F5's Tristan Liverpool discusses the multi-cloud environment

Tristan Liverpool is the systems engineering director at F5 Networks.

Tags: Cloud StorageCloud computingF5 NetworksUnited Arab Emirates
  • E-Mail
F5's Tristan Liverpool discusses the multi-cloud environment Liverpool: "With the right policies and security plans, you can get the best of both worlds - the security and control of an on-premises data centre, combined with the nimbleness and speed of the public cloud."
By  Tristan Liverpool Published  October 16, 2017

Applications are transforming the commercial world. The digital era is paving the way for a faster-moving environment where businesses need to be more strategic. This is especially true for DevOps methodologies, access to mobility, and the design of cloud architecture.

Irrespective of how firms develop and deploy applications or how quickly they scale in the cloud, they are still at a distinct disadvantage unless their apps run faster, smarter and safer.

In the past, apps were managed via data centres with on premise technology. Today, many companies are migrating apps to private clouds built in on-premises data centres, private clouds in co-located environments, and utilising hybrid models to tap into the public cloud. Most use multiple private and public clouds in a single architecture.

The benefits can be significant ranging from cost-savings to operational efficiency, but there are also notable challenges. The prominent concern is the notion of a multi-cloud sprawl, whereby applications deployed to different clouds require domain knowledge specific to every provider.

Each one operates, manages and services differently and with varying levels of visibility. Complexity grows exponentially as companies add providers and utilise a variety of toolsets, including analytics and reporting capabilities. Consequently, applications can have different owners with varying degrees of support and policies, resulting in inconsistent levels of control.

Without standardisation, the multi-cloud environment fails to optimise application management or deliver consistent security. Ultimately, the flexibility to move applications is compromised by such a disparate range of technologies and environments.

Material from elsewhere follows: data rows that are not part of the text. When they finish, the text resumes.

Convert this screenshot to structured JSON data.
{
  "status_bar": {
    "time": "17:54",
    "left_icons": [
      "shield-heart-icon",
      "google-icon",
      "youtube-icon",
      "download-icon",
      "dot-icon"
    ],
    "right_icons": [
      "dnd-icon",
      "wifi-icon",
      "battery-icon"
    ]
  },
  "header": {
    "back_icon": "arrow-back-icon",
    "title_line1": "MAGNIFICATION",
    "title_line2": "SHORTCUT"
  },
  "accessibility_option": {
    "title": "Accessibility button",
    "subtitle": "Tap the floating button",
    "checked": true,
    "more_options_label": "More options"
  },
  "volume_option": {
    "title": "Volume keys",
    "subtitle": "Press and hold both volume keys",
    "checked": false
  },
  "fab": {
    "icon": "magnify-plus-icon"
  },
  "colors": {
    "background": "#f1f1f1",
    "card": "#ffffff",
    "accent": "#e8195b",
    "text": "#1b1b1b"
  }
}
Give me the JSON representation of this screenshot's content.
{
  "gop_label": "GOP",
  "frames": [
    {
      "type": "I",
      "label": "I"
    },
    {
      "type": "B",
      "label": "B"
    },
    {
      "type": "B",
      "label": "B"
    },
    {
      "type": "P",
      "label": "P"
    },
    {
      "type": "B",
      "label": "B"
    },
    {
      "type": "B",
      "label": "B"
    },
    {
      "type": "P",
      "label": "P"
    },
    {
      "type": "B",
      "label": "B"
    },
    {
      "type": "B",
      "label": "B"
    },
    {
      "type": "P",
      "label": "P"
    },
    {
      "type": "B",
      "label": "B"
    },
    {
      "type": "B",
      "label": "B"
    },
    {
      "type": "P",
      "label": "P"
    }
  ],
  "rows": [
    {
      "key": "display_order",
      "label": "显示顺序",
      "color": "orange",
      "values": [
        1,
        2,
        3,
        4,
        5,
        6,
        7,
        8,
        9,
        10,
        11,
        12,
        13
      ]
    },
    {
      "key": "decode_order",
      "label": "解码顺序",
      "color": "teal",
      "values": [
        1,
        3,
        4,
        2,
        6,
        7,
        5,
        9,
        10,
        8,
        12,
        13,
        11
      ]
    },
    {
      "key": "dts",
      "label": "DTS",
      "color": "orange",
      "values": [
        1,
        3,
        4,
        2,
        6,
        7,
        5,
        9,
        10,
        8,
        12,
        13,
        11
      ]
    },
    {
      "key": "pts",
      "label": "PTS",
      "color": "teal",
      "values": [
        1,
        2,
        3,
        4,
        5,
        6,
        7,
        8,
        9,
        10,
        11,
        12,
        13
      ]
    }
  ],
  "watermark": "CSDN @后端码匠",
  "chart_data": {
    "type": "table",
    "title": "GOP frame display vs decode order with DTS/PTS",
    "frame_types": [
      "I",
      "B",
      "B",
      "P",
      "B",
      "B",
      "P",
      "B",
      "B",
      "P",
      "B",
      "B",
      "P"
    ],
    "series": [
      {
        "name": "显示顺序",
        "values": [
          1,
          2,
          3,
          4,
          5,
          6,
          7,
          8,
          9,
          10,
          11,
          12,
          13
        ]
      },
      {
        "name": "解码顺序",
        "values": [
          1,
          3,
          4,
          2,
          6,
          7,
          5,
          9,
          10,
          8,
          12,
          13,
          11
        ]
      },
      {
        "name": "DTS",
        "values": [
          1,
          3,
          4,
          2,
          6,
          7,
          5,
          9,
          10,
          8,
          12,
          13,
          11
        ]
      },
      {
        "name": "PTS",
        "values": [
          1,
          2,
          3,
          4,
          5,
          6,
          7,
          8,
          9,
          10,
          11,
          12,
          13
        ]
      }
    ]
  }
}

It is important to meet these challenges head on and regain application control. Many IT departments are stretched, including Developers or NetOps struggling to master each platform. When skillsets reach their limit, inconsistency creeps in and there is no guarantee to successfully manage common security policies.

The onus is now on cloud and app security providers to help businesses better navigate the complexity of a multi-cloud world.  This entails delivering a consistent foundation for application services and automated orchestration wherever they are required. This support can function across multi-cloud environments, where solutions include cloud formation templates for faster and safer deployments, as well as Bring Your Own License and utility billing scenarios.

Cross-industry enthusiasm is also building for cloud connectors, which link on-premises applications to cloud-based software. These can, for example, revolutionise existing policies to be automatically replicated, especially via co-location frameworks. Solutions of this nature also apply to containers, providing transparent application of services for east-west traffic flows, in addition to north-south architectures. Furthermore, heat templates, which allow users to describe deployments of complex cloud applications in text files, are available for public cloud OpenStack environments.

Delivered via hardware, software or as-a-service, it is important to standardise on a cloud solution that is coherent and all-encompassing. A robust strategy ensures enhanced security and control with direct, measurable impacts on both performance and the bottom line.

With the right policies and security plans, you can get the best of both worlds - the security and control of an on-premises data centre, combined with the nimbleness and speed of the public cloud.

Tristan Liverpool, systems engineering director, F5 Networks.

Add a Comment

Your display name This field is mandatory

Your e-mail address This field is mandatory (Your e-mail address won't be published)

Security code